Exercise details:
Find every line in the records below that holds the word "Gebäudevolumen" and copy it.

Provided records:

□ □ □ □ □

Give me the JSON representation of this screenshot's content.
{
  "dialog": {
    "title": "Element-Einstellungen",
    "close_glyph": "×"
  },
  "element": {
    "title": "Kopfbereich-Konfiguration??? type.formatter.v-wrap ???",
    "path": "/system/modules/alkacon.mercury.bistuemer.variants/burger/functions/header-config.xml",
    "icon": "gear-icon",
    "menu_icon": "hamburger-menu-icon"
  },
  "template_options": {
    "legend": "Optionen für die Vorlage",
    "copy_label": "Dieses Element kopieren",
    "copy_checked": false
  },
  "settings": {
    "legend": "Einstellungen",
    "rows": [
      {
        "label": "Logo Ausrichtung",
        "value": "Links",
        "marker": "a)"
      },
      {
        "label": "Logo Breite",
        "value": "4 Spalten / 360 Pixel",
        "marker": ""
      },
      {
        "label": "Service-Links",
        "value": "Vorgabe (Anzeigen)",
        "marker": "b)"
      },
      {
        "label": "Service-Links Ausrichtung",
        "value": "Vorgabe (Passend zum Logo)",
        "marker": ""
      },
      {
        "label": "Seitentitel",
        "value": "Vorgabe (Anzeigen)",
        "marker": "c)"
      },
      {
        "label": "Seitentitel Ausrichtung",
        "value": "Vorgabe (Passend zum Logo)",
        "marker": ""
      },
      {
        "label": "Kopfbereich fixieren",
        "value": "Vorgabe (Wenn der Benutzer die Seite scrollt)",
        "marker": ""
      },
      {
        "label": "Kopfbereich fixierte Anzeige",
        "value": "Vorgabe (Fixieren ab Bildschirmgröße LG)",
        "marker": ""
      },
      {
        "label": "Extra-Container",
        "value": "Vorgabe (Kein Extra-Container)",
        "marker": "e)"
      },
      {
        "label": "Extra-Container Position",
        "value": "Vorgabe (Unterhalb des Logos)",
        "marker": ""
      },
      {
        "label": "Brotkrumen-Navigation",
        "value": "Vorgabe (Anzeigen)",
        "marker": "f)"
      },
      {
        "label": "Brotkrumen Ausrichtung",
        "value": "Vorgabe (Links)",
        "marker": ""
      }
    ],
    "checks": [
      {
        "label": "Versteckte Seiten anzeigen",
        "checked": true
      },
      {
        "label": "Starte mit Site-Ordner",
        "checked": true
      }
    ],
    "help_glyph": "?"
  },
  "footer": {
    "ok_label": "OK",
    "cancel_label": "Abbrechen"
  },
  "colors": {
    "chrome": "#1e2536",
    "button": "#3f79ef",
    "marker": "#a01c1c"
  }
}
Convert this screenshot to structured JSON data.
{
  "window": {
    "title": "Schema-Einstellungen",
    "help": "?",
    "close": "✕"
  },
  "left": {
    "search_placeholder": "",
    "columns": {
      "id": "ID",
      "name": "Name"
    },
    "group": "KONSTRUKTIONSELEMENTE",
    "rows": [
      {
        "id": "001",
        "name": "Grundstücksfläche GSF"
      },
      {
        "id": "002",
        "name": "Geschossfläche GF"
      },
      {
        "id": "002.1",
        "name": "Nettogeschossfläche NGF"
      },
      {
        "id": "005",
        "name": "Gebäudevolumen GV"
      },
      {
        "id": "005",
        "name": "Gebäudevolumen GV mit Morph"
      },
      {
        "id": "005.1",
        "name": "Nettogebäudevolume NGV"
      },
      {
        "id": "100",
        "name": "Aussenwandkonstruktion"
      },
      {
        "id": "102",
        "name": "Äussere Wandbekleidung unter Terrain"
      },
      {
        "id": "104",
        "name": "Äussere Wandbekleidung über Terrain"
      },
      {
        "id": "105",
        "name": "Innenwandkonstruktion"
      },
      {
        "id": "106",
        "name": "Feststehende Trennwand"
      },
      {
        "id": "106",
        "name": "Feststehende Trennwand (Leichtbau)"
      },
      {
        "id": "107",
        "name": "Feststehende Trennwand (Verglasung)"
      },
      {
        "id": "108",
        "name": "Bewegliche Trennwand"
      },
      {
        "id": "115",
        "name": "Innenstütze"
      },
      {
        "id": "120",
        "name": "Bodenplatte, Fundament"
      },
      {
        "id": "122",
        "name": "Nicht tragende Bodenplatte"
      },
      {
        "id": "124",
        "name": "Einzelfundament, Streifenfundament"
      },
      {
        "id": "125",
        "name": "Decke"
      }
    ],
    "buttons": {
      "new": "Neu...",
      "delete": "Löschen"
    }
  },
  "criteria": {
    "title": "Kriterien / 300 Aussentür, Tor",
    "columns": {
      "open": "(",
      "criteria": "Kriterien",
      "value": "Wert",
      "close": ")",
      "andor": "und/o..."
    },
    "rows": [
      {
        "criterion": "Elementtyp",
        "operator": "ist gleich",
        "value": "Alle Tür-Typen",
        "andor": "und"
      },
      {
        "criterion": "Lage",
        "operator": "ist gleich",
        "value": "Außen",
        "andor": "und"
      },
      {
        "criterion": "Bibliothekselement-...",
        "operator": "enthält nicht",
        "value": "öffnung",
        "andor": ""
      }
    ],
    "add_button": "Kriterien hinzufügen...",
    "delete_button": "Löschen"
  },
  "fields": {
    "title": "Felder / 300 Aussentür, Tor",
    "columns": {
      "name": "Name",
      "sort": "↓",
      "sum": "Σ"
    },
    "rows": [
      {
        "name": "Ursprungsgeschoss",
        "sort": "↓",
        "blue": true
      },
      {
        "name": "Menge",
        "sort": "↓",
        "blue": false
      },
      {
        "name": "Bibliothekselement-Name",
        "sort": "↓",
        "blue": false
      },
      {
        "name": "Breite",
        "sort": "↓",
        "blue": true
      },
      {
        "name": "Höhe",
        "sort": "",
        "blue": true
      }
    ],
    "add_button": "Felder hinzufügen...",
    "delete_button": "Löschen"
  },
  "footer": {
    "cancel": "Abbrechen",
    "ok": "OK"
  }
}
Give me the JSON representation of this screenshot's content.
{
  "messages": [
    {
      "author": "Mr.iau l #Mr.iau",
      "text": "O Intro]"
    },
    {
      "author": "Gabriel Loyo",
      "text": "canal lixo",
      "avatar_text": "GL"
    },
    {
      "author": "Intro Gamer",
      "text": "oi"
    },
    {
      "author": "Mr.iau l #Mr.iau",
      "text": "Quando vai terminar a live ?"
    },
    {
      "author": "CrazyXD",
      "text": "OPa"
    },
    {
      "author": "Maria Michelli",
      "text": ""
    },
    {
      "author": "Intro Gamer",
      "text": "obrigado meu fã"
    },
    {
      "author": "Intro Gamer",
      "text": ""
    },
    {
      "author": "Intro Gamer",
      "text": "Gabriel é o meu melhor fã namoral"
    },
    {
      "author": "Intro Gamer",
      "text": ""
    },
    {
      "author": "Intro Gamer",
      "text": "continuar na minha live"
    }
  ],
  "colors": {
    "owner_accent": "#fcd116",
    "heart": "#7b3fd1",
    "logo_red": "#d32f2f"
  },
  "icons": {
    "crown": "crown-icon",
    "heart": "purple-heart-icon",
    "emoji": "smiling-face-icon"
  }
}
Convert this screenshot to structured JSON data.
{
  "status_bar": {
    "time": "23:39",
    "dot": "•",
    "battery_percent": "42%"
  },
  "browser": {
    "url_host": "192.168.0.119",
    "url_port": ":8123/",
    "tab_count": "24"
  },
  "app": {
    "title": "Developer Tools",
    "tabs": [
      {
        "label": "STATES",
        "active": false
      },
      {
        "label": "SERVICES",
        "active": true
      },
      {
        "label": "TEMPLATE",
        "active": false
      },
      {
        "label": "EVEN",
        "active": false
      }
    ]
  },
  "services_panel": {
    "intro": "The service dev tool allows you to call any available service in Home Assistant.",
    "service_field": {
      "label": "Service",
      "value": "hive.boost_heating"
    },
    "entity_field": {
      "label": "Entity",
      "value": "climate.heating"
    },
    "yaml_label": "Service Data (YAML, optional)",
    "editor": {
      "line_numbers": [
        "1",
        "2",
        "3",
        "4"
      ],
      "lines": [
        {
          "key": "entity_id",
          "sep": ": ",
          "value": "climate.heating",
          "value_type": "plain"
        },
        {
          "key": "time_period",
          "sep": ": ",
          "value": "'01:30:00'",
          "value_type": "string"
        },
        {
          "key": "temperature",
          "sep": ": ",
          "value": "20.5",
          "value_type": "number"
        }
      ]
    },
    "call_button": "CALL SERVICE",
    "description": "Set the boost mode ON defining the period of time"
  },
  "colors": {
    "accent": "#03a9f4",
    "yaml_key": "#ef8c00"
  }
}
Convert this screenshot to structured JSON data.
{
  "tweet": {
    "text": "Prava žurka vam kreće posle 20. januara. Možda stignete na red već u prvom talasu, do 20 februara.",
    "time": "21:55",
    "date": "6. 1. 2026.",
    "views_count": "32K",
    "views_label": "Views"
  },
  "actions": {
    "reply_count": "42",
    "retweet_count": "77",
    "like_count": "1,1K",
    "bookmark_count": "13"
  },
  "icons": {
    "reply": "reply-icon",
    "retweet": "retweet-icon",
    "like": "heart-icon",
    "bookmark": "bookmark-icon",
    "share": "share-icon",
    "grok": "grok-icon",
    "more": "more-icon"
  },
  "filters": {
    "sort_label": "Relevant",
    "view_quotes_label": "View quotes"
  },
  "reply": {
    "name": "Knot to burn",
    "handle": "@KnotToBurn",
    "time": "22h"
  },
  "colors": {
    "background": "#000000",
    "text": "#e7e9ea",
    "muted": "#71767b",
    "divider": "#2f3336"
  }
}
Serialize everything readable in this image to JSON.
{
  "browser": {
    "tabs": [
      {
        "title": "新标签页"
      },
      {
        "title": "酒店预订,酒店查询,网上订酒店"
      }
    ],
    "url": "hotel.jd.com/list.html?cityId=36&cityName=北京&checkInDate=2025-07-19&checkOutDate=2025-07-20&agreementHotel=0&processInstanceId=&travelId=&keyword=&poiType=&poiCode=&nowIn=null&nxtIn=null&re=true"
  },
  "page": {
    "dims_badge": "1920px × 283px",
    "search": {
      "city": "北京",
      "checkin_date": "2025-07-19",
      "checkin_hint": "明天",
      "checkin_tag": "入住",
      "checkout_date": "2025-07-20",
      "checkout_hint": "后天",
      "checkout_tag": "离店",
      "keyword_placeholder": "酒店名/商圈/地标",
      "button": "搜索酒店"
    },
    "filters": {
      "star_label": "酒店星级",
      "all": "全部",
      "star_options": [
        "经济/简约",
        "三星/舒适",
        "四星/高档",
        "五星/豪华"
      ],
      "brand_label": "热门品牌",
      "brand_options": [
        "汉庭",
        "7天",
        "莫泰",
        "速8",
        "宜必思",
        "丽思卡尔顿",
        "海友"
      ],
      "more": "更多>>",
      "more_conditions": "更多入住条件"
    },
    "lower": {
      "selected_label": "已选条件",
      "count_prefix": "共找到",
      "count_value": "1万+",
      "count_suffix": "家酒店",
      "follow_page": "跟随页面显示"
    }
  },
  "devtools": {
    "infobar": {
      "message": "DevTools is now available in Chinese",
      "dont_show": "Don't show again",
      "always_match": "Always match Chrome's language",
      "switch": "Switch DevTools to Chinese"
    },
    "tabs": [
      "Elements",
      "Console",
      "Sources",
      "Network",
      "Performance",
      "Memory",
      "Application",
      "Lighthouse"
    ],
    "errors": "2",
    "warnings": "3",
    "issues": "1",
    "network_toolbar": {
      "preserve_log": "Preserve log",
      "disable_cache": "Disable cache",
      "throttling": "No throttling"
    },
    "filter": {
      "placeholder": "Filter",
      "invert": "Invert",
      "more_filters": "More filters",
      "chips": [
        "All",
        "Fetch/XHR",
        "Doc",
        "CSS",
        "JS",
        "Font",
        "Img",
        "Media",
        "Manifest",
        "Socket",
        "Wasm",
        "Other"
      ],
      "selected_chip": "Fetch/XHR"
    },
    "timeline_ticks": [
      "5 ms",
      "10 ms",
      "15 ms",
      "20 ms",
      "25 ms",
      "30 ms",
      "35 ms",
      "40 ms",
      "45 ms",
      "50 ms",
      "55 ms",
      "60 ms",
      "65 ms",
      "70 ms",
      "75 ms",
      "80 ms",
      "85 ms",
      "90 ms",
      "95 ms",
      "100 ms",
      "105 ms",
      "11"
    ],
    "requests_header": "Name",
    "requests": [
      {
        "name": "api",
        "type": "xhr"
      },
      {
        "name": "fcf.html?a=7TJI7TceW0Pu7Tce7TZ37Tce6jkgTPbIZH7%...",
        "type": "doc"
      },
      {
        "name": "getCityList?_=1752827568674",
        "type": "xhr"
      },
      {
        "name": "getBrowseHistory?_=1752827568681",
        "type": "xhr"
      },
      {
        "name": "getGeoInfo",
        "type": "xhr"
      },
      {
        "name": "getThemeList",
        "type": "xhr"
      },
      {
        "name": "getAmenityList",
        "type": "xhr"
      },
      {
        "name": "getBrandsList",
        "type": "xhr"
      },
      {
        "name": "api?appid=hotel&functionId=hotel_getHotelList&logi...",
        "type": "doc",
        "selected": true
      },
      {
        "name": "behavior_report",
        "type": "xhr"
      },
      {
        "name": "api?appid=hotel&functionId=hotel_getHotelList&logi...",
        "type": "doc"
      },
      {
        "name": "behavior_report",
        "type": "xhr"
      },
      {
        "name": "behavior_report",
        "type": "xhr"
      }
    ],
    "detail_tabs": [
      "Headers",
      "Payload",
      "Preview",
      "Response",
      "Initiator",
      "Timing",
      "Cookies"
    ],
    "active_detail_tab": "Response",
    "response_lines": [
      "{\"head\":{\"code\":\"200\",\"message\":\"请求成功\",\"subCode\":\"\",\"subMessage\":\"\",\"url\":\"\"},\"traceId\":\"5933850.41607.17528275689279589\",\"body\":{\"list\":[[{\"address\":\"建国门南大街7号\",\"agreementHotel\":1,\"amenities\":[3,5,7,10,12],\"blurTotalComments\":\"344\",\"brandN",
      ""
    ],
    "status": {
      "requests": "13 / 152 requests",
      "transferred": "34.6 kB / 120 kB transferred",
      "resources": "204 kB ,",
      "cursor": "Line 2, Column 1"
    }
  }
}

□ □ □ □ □

Answer space:
        "name": "Gebäudevolumen GV"
        "name": "Gebäudevolumen GV mit Morph"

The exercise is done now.